However, Amrutesh believes the situation in Europe is still not certain due to the after-effects of Russia-Ukraine war and exports to Ukraine has almost come down to standstill, while recession in Spain, Germany and France is also making it difficult for apparel buyers to re-think their strategies. “We anyway have to wait for another 5-6 months to predict if this order shifting trend continues in long run!” averred Amrutesh.
The reduced yarn prices in India are also supporting factories to work on orders competitively. “Recently yarn prices in India have decreased by 10-15 per cent and this is going to benefit mainly India, not much the competitor countries! I feel that casualwear and babieswear product categories will witness more demand compared to fashion garments. Currency depreciation is also in our favour, so we are hopeful that now some orders from neighbouring countries will be there,” commented K N Subramanian, President, Tirupur Exporters’ Association (TEA).

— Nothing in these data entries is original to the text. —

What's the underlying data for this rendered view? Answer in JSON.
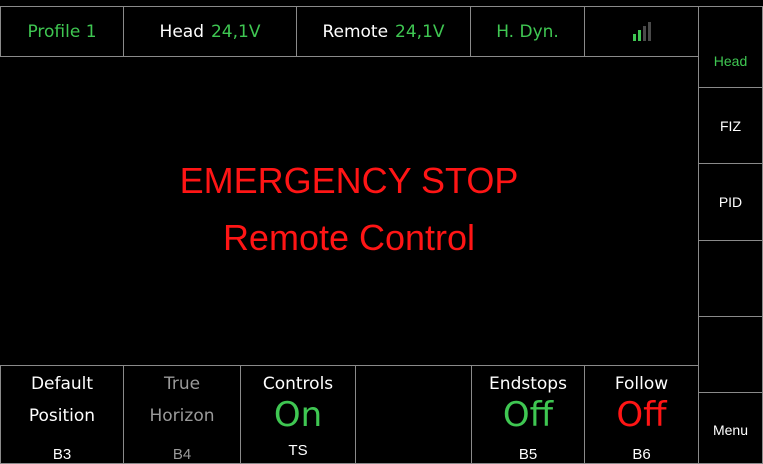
{
  "status_bar": {
    "profile": "Profile 1",
    "head_label": "Head",
    "head_voltage": "24,1V",
    "remote_label": "Remote",
    "remote_voltage": "24,1V",
    "mode": "H. Dyn.",
    "signal_bars_active": 2,
    "signal_bars_total": 4
  },
  "message": {
    "line1": "EMERGENCY STOP",
    "line2": "Remote Control"
  },
  "side_menu": {
    "head": "Head",
    "fiz": "FIZ",
    "pid": "PID",
    "menu": "Menu"
  },
  "buttons": {
    "default_position": {
      "line1": "Default",
      "line2": "Position",
      "key": "B3"
    },
    "true_horizon": {
      "line1": "True",
      "line2": "Horizon",
      "key": "B4"
    },
    "controls": {
      "title": "Controls",
      "value": "On",
      "key": "TS"
    },
    "endstops": {
      "title": "Endstops",
      "value": "Off",
      "key": "B5"
    },
    "follow": {
      "title": "Follow",
      "value": "Off",
      "key": "B6"
    }
  },
  "colors": {
    "ok": "#3fc752",
    "alert": "#ff1515",
    "border": "#8a8a8a",
    "disabled": "#9a9a9a"
  }
}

Raghavendra Shah, Sr. VP (Production), Texport Industries opined that, more than Pakistan, the factories in India are seeing some movement in their orders that are skewing from Bangladesh.
“India is trying to pull back the business which is already there in the market. Bangladesh is nearing to lose its LDC status in next 3 years, so buyers are already developing alternate source base and India poses great long-term opportunities for buyers. Recent schemes launched by the Indian Government that include PLI and PLI 2.0 (which is specific to textile only) are aggressively trying to put India as a preferred destination for buyers in time to come,” told Raghavendra to Team AR, concluding on a positive note, “We have sensed this shift, hence Texport is investing in a new unit that will accommodate around 3,000 sewing machines and expand our capacities.”